The whole listing, repeated exactly, is what this task asks for.
================
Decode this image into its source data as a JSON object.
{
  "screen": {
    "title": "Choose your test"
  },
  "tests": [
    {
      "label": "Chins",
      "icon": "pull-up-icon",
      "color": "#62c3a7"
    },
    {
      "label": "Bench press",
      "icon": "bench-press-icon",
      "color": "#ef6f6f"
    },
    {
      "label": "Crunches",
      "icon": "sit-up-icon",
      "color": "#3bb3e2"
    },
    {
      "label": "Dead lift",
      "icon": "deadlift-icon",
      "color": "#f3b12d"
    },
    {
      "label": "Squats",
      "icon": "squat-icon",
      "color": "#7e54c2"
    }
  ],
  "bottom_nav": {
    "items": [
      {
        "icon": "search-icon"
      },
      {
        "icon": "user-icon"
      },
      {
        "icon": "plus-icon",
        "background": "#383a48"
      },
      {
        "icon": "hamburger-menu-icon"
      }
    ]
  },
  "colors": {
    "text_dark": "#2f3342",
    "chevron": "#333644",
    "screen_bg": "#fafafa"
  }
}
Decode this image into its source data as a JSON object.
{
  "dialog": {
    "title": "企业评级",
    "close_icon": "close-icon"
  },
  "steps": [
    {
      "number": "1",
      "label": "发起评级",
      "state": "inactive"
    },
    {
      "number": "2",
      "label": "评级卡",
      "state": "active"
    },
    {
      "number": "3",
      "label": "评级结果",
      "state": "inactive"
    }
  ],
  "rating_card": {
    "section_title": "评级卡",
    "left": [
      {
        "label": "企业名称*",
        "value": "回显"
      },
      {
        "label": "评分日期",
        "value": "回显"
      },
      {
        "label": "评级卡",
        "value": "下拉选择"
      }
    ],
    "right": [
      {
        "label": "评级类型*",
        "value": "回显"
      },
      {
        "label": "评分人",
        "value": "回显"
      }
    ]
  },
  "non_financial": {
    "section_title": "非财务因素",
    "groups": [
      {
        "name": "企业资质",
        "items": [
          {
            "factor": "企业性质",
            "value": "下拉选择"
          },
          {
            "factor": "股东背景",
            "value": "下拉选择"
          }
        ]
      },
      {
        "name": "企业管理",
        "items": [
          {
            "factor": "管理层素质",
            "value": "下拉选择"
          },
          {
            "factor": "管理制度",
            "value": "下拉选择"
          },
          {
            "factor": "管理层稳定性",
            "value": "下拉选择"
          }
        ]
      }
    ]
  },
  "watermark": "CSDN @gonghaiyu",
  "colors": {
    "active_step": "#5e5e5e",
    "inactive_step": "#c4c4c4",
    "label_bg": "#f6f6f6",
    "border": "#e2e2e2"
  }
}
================
## Solution to the problem
Decode this image into its source data as a JSON object.
{
  "screen": {
    "title": "Choose your test"
  },
  "tests": [
    {
      "label": "Chins",
      "icon": "pull-up-icon",
      "color": "#62c3a7"
    },
    {
      "label": "Bench press",
      "icon": "bench-press-icon",
      "color": "#ef6f6f"
    },
    {
      "label": "Crunches",
      "icon": "sit-up-icon",
      "color": "#3bb3e2"
    },
    {
      "label": "Dead lift",
      "icon": "deadlift-icon",
      "color": "#f3b12d"
    },
    {
      "label": "Squats",
      "icon": "squat-icon",
      "color": "#7e54c2"
    }
  ],
  "bottom_nav": {
    "items": [
      {
        "icon": "search-icon"
      },
      {
        "icon": "user-icon"
      },
      {
        "icon": "plus-icon",
        "background": "#383a48"
      },
      {
        "icon": "hamburger-menu-icon"
      }
    ]
  },
  "colors": {
    "text_dark": "#2f3342",
    "chevron": "#333644",
    "screen_bg": "#fafafa"
  }
}
Decode this image into its source data as a JSON object.
{
  "dialog": {
    "title": "企业评级",
    "close_icon": "close-icon"
  },
  "steps": [
    {
      "number": "1",
      "label": "发起评级",
      "state": "inactive"
    },
    {
      "number": "2",
      "label": "评级卡",
      "state": "active"
    },
    {
      "number": "3",
      "label": "评级结果",
      "state": "inactive"
    }
  ],
  "rating_card": {
    "section_title": "评级卡",
    "left": [
      {
        "label": "企业名称*",
        "value": "回显"
      },
      {
        "label": "评分日期",
        "value": "回显"
      },
      {
        "label": "评级卡",
        "value": "下拉选择"
      }
    ],
    "right": [
      {
        "label": "评级类型*",
        "value": "回显"
      },
      {
        "label": "评分人",
        "value": "回显"
      }
    ]
  },
  "non_financial": {
    "section_title": "非财务因素",
    "groups": [
      {
        "name": "企业资质",
        "items": [
          {
            "factor": "企业性质",
            "value": "下拉选择"
          },
          {
            "factor": "股东背景",
            "value": "下拉选择"
          }
        ]
      },
      {
        "name": "企业管理",
        "items": [
          {
            "factor": "管理层素质",
            "value": "下拉选择"
          },
          {
            "factor": "管理制度",
            "value": "下拉选择"
          },
          {
            "factor": "管理层稳定性",
            "value": "下拉选择"
          }
        ]
      }
    ]
  },
  "watermark": "CSDN @gonghaiyu",
  "colors": {
    "active_step": "#5e5e5e",
    "inactive_step": "#c4c4c4",
    "label_bg": "#f6f6f6",
    "border": "#e2e2e2"
  }
}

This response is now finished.